TASK ITEM: Retype each record exactly.

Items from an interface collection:
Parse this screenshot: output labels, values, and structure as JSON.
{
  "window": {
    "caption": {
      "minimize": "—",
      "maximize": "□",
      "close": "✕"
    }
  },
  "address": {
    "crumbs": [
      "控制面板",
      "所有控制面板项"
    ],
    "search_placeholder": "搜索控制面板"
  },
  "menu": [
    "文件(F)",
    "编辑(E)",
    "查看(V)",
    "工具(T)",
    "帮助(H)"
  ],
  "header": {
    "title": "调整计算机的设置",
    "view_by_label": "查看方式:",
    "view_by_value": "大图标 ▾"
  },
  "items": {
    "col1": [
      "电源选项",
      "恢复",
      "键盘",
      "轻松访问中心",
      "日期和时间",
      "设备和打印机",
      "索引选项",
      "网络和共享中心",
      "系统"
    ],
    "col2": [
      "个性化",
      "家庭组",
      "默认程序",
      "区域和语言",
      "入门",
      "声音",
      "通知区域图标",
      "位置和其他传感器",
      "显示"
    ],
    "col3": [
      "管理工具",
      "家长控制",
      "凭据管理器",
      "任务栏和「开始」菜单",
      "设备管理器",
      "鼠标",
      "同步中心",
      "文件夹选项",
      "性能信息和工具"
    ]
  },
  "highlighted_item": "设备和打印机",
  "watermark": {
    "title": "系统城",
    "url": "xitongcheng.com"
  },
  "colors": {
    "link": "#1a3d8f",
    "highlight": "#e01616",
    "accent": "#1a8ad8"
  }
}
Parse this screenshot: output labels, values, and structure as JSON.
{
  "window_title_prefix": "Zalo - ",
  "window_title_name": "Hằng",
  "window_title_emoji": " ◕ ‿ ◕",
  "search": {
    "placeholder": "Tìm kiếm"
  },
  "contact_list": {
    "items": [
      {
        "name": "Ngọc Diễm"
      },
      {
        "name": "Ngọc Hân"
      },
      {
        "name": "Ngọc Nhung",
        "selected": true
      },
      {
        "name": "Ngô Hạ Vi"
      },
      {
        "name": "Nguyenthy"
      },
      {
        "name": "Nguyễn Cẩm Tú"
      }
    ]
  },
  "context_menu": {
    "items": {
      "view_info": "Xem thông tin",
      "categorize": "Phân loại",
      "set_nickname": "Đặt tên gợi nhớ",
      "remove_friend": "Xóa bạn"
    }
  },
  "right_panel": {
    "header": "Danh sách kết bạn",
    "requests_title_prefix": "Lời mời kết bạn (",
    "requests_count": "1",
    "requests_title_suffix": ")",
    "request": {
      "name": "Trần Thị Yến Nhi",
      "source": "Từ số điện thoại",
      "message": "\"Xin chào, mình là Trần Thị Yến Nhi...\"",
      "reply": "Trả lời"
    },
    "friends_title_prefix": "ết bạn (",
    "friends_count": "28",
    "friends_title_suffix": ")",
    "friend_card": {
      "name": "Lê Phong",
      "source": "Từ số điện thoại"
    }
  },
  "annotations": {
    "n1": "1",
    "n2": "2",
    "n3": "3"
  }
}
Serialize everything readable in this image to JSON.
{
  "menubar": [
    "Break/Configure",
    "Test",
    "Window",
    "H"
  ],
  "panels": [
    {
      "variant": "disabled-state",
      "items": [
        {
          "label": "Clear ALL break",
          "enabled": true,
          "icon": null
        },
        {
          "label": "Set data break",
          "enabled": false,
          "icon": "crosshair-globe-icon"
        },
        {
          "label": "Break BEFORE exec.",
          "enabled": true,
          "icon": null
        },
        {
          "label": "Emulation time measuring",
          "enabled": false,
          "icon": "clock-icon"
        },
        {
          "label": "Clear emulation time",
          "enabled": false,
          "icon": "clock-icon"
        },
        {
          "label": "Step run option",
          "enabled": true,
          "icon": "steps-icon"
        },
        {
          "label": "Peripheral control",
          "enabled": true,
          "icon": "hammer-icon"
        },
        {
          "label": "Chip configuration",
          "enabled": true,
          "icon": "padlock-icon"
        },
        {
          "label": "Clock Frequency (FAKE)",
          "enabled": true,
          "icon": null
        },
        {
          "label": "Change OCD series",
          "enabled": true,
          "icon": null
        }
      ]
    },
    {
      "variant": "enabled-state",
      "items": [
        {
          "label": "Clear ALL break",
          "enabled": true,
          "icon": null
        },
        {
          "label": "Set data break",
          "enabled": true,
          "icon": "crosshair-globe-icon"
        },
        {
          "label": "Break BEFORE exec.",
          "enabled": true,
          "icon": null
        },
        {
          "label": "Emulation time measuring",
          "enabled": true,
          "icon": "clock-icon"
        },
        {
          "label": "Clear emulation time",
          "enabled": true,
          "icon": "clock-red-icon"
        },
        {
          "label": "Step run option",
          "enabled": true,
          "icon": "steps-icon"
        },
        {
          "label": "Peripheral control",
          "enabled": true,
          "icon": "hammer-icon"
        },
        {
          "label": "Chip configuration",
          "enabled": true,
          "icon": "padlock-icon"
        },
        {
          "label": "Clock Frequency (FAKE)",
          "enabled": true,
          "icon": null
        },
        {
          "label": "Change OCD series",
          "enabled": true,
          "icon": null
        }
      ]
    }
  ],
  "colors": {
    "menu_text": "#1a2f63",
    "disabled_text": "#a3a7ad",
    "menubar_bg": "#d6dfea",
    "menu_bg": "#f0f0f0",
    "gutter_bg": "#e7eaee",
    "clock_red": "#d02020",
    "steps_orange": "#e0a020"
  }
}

TASK ANSWER:
Parse this screenshot: output labels, values, and structure as JSON.
{
  "window": {
    "caption": {
      "minimize": "—",
      "maximize": "□",
      "close": "✕"
    }
  },
  "address": {
    "crumbs": [
      "控制面板",
      "所有控制面板项"
    ],
    "search_placeholder": "搜索控制面板"
  },
  "menu": [
    "文件(F)",
    "编辑(E)",
    "查看(V)",
    "工具(T)",
    "帮助(H)"
  ],
  "header": {
    "title": "调整计算机的设置",
    "view_by_label": "查看方式:",
    "view_by_value": "大图标 ▾"
  },
  "items": {
    "col1": [
      "电源选项",
      "恢复",
      "键盘",
      "轻松访问中心",
      "日期和时间",
      "设备和打印机",
      "索引选项",
      "网络和共享中心",
      "系统"
    ],
    "col2": [
      "个性化",
      "家庭组",
      "默认程序",
      "区域和语言",
      "入门",
      "声音",
      "通知区域图标",
      "位置和其他传感器",
      "显示"
    ],
    "col3": [
      "管理工具",
      "家长控制",
      "凭据管理器",
      "任务栏和「开始」菜单",
      "设备管理器",
      "鼠标",
      "同步中心",
      "文件夹选项",
      "性能信息和工具"
    ]
  },
  "highlighted_item": "设备和打印机",
  "watermark": {
    "title": "系统城",
    "url": "xitongcheng.com"
  },
  "colors": {
    "link": "#1a3d8f",
    "highlight": "#e01616",
    "accent": "#1a8ad8"
  }
}
Parse this screenshot: output labels, values, and structure as JSON.
{
  "window_title_prefix": "Zalo - ",
  "window_title_name": "Hằng",
  "window_title_emoji": " ◕ ‿ ◕",
  "search": {
    "placeholder": "Tìm kiếm"
  },
  "contact_list": {
    "items": [
      {
        "name": "Ngọc Diễm"
      },
      {
        "name": "Ngọc Hân"
      },
      {
        "name": "Ngọc Nhung",
        "selected": true
      },
      {
        "name": "Ngô Hạ Vi"
      },
      {
        "name": "Nguyenthy"
      },
      {
        "name": "Nguyễn Cẩm Tú"
      }
    ]
  },
  "context_menu": {
    "items": {
      "view_info": "Xem thông tin",
      "categorize": "Phân loại",
      "set_nickname": "Đặt tên gợi nhớ",
      "remove_friend": "Xóa bạn"
    }
  },
  "right_panel": {
    "header": "Danh sách kết bạn",
    "requests_title_prefix": "Lời mời kết bạn (",
    "requests_count": "1",
    "requests_title_suffix": ")",
    "request": {
      "name": "Trần Thị Yến Nhi",
      "source": "Từ số điện thoại",
      "message": "\"Xin chào, mình là Trần Thị Yến Nhi...\"",
      "reply": "Trả lời"
    },
    "friends_title_prefix": "ết bạn (",
    "friends_count": "28",
    "friends_title_suffix": ")",
    "friend_card": {
      "name": "Lê Phong",
      "source": "Từ số điện thoại"
    }
  },
  "annotations": {
    "n1": "1",
    "n2": "2",
    "n3": "3"
  }
}
Serialize everything readable in this image to JSON.
{
  "menubar": [
    "Break/Configure",
    "Test",
    "Window",
    "H"
  ],
  "panels": [
    {
      "variant": "disabled-state",
      "items": [
        {
          "label": "Clear ALL break",
          "enabled": true,
          "icon": null
        },
        {
          "label": "Set data break",
          "enabled": false,
          "icon": "crosshair-globe-icon"
        },
        {
          "label": "Break BEFORE exec.",
          "enabled": true,
          "icon": null
        },
        {
          "label": "Emulation time measuring",
          "enabled": false,
          "icon": "clock-icon"
        },
        {
          "label": "Clear emulation time",
          "enabled": false,
          "icon": "clock-icon"
        },
        {
          "label": "Step run option",
          "enabled": true,
          "icon": "steps-icon"
        },
        {
          "label": "Peripheral control",
          "enabled": true,
          "icon": "hammer-icon"
        },
        {
          "label": "Chip configuration",
          "enabled": true,
          "icon": "padlock-icon"
        },
        {
          "label": "Clock Frequency (FAKE)",
          "enabled": true,
          "icon": null
        },
        {
          "label": "Change OCD series",
          "enabled": true,
          "icon": null
        }
      ]
    },
    {
      "variant": "enabled-state",
      "items": [
        {
          "label": "Clear ALL break",
          "enabled": true,
          "icon": null
        },
        {
          "label": "Set data break",
          "enabled": true,
          "icon": "crosshair-globe-icon"
        },
        {
          "label": "Break BEFORE exec.",
          "enabled": true,
          "icon": null
        },
        {
          "label": "Emulation time measuring",
          "enabled": true,
          "icon": "clock-icon"
        },
        {
          "label": "Clear emulation time",
          "enabled": true,
          "icon": "clock-red-icon"
        },
        {
          "label": "Step run option",
          "enabled": true,
          "icon": "steps-icon"
        },
        {
          "label": "Peripheral control",
          "enabled": true,
          "icon": "hammer-icon"
        },
        {
          "label": "Chip configuration",
          "enabled": true,
          "icon": "padlock-icon"
        },
        {
          "label": "Clock Frequency (FAKE)",
          "enabled": true,
          "icon": null
        },
        {
          "label": "Change OCD series",
          "enabled": true,
          "icon": null
        }
      ]
    }
  ],
  "colors": {
    "menu_text": "#1a2f63",
    "disabled_text": "#a3a7ad",
    "menubar_bg": "#d6dfea",
    "menu_bg": "#f0f0f0",
    "gutter_bg": "#e7eaee",
    "clock_red": "#d02020",
    "steps_orange": "#e0a020"
  }
}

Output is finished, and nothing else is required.